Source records
************
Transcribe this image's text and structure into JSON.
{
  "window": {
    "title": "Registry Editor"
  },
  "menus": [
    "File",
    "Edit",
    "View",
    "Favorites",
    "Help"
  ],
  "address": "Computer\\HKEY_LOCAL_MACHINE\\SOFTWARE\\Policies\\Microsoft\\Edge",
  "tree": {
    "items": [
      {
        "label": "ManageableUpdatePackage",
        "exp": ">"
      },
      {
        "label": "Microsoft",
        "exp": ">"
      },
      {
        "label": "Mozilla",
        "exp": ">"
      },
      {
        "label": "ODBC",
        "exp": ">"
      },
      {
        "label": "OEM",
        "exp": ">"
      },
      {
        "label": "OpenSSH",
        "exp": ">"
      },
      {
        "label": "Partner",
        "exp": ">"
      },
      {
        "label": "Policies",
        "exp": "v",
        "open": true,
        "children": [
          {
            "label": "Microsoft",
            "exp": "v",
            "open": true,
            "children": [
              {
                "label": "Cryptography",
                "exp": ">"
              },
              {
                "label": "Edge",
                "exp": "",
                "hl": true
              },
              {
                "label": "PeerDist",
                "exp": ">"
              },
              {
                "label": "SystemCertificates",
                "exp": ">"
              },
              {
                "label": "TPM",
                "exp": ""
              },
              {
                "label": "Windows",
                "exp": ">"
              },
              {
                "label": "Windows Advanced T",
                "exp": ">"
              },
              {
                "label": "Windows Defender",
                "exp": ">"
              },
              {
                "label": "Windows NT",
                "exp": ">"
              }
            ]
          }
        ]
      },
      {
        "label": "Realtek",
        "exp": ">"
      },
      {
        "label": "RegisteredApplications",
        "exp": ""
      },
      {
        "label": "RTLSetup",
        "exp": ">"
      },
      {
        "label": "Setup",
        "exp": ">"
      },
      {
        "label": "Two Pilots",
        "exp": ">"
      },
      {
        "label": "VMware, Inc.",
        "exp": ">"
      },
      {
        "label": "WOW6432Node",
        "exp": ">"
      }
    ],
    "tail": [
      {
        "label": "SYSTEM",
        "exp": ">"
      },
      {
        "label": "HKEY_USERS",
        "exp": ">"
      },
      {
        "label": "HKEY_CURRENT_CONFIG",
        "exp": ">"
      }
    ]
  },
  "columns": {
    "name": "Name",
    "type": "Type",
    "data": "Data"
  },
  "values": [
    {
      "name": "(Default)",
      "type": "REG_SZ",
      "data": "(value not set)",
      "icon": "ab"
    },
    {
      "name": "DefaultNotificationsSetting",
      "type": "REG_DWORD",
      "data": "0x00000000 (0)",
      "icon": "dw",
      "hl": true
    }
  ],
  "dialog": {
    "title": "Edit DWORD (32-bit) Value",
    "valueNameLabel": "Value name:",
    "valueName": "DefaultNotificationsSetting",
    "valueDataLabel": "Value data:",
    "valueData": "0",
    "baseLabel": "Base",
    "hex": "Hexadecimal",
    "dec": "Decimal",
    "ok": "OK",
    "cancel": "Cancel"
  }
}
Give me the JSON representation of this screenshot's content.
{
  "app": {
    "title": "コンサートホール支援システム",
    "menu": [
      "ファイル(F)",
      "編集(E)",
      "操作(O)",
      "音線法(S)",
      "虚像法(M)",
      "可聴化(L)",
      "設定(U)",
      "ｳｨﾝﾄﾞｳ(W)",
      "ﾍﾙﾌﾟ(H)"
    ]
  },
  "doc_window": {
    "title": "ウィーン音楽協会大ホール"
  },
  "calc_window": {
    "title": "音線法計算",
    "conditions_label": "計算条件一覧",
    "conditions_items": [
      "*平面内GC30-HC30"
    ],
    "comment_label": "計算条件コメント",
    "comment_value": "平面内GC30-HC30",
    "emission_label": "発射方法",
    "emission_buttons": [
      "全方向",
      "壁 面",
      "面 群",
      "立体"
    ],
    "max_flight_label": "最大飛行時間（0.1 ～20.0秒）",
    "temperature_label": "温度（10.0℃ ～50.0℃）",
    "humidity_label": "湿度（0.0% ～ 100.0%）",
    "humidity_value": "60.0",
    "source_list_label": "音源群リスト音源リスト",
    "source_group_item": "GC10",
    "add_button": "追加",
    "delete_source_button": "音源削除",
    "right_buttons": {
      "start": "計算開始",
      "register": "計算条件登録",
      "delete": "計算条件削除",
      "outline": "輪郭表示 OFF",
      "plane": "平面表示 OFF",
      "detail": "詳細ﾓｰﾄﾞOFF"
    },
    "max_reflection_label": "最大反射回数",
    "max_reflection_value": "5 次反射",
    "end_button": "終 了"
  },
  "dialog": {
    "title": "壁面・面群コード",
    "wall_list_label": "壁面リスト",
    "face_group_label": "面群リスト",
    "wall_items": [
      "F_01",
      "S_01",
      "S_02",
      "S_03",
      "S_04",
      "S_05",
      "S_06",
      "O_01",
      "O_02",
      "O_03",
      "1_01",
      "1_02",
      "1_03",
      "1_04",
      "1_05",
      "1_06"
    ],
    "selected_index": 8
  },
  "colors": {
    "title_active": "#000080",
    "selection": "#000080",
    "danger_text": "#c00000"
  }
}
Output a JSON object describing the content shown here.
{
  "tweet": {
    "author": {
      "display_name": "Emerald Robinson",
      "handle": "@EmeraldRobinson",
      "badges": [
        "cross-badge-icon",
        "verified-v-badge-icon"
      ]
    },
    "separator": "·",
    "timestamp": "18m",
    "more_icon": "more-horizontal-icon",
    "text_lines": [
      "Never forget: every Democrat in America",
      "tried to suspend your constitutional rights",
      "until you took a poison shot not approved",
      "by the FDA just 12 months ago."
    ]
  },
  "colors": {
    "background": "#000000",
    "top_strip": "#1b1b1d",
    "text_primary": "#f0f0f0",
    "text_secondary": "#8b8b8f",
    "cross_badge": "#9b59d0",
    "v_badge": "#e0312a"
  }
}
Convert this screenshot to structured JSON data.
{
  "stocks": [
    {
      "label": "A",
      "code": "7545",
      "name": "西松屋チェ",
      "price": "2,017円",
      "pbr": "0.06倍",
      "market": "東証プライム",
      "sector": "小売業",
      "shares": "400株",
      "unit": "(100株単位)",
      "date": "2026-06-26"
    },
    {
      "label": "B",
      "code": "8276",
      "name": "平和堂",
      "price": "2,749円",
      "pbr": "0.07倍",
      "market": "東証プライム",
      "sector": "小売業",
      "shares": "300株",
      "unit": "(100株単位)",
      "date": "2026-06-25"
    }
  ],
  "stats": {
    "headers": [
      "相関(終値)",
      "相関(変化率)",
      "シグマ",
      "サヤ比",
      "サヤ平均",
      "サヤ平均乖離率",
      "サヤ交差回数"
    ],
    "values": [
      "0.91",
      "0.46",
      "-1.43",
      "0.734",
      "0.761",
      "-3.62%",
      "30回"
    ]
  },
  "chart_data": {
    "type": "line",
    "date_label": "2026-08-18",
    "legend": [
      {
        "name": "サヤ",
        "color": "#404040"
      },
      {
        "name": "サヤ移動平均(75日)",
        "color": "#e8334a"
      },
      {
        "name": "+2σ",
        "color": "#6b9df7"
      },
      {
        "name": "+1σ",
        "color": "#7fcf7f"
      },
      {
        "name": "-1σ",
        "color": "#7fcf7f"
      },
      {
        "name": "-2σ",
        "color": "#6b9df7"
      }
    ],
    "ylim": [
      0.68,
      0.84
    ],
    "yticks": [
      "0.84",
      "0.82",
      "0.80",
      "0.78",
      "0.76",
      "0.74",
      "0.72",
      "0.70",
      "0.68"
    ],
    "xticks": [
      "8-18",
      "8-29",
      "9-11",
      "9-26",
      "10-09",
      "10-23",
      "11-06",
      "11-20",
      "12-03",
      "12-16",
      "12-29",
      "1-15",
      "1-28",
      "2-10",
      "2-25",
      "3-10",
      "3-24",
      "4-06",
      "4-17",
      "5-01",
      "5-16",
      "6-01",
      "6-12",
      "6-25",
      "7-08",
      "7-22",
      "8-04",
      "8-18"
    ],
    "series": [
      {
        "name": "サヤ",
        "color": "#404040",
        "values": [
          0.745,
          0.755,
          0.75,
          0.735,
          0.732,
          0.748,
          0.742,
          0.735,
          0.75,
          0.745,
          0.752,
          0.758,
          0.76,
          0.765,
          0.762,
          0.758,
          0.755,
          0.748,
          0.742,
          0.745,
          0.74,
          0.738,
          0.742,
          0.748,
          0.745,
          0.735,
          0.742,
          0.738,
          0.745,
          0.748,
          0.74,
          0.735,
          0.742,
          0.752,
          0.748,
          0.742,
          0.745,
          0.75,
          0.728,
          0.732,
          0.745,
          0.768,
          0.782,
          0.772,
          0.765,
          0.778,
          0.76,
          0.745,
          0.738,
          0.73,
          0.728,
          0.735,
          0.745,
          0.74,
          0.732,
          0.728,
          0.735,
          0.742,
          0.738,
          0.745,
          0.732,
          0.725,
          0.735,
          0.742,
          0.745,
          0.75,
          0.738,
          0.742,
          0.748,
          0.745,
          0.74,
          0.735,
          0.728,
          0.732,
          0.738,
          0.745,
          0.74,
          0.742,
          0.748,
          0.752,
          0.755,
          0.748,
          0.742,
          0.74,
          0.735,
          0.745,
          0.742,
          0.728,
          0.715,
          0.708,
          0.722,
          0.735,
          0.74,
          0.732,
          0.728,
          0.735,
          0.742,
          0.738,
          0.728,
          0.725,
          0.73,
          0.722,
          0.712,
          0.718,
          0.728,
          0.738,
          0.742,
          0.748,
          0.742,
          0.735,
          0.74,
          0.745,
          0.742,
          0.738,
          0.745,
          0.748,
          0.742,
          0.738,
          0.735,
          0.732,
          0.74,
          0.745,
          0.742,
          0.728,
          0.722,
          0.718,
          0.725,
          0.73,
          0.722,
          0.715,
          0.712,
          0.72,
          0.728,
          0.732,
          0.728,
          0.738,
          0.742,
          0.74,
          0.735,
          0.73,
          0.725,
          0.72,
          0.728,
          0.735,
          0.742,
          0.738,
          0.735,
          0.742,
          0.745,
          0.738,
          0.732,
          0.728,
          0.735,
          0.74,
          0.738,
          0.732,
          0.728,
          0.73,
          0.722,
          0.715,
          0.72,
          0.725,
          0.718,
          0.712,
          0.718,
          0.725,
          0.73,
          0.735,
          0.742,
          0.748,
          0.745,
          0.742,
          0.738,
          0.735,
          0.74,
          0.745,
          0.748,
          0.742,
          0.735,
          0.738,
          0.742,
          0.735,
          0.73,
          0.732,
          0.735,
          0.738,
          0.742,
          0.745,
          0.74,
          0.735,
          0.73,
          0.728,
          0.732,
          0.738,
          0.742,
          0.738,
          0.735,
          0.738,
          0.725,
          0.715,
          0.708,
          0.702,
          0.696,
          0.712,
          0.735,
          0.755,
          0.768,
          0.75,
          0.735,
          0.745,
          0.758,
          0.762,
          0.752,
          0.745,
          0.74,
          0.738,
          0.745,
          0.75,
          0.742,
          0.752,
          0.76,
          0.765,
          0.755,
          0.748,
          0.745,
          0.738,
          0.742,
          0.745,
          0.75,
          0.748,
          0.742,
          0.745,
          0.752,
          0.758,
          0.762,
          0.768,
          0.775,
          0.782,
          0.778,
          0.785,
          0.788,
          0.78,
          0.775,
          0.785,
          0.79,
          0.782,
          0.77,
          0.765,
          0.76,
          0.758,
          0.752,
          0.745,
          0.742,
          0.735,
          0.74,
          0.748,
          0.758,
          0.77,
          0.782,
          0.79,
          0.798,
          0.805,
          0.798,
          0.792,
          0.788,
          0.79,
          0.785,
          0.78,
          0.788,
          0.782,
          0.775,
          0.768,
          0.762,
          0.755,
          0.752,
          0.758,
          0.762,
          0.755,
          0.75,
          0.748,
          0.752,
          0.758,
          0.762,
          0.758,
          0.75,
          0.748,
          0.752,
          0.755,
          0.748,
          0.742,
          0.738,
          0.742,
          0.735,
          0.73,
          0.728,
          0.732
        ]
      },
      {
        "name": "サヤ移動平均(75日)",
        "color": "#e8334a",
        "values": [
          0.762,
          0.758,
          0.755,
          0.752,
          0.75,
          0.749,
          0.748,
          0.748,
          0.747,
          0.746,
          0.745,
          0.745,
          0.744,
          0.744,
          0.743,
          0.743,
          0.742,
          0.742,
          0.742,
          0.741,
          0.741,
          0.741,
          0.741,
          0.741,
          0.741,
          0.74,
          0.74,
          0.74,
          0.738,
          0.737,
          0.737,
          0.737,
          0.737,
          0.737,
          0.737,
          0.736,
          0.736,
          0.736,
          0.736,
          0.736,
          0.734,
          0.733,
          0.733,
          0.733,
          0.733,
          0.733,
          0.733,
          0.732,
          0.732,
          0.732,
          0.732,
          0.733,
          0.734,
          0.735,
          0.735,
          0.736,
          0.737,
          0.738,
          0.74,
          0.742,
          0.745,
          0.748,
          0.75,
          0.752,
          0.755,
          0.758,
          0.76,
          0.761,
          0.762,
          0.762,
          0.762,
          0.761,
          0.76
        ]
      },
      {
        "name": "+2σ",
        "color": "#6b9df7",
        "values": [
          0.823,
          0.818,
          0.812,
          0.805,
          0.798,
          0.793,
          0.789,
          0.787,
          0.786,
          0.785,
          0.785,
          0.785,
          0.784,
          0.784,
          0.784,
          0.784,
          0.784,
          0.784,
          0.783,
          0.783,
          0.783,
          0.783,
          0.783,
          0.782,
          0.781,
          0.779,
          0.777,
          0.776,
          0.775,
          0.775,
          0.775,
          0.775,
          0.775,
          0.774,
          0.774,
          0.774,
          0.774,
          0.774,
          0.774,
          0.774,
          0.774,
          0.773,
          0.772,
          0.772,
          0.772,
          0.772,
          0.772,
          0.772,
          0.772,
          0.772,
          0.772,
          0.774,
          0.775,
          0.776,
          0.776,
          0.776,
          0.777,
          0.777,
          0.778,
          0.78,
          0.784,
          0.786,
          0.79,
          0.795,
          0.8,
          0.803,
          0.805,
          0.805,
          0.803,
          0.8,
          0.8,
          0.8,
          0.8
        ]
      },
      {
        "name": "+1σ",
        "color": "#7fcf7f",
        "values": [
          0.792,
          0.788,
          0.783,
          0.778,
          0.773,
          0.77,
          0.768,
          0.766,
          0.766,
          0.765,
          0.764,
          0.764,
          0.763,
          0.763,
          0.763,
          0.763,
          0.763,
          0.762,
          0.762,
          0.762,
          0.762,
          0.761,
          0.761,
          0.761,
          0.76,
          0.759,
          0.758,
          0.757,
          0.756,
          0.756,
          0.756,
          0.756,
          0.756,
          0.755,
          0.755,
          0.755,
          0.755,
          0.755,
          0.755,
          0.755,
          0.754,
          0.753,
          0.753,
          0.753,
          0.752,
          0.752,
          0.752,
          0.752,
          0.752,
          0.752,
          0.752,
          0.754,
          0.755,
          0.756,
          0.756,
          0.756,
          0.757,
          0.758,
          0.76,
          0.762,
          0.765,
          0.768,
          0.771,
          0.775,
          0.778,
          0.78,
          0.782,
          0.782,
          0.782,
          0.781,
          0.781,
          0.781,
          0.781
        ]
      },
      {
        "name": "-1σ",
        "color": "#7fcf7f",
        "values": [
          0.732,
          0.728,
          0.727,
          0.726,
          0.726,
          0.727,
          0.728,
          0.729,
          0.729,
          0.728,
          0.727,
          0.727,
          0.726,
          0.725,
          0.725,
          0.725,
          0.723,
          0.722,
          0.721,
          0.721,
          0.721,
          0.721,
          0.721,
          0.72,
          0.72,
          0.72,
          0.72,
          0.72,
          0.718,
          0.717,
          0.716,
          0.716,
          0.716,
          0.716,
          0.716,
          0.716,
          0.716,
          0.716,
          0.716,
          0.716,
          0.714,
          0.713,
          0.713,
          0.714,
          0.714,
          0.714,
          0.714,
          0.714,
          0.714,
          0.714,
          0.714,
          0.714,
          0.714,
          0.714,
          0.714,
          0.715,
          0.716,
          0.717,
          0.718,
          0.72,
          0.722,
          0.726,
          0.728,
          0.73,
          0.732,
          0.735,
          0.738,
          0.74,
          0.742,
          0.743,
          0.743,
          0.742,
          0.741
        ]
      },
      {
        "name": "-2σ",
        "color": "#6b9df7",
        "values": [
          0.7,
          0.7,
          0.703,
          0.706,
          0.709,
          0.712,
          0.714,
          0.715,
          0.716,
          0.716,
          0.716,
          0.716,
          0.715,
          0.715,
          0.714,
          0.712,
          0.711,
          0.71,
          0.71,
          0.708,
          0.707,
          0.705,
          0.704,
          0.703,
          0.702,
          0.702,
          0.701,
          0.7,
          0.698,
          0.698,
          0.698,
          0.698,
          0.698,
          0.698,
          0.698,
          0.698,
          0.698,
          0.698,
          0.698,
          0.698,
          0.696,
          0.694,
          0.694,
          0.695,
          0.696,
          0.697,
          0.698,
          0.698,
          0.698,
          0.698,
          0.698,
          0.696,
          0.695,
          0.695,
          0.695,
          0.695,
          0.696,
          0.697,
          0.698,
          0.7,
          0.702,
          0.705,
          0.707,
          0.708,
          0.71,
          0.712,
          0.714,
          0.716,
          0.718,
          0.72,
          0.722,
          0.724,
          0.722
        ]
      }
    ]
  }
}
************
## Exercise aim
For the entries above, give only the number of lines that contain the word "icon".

## Written solution
5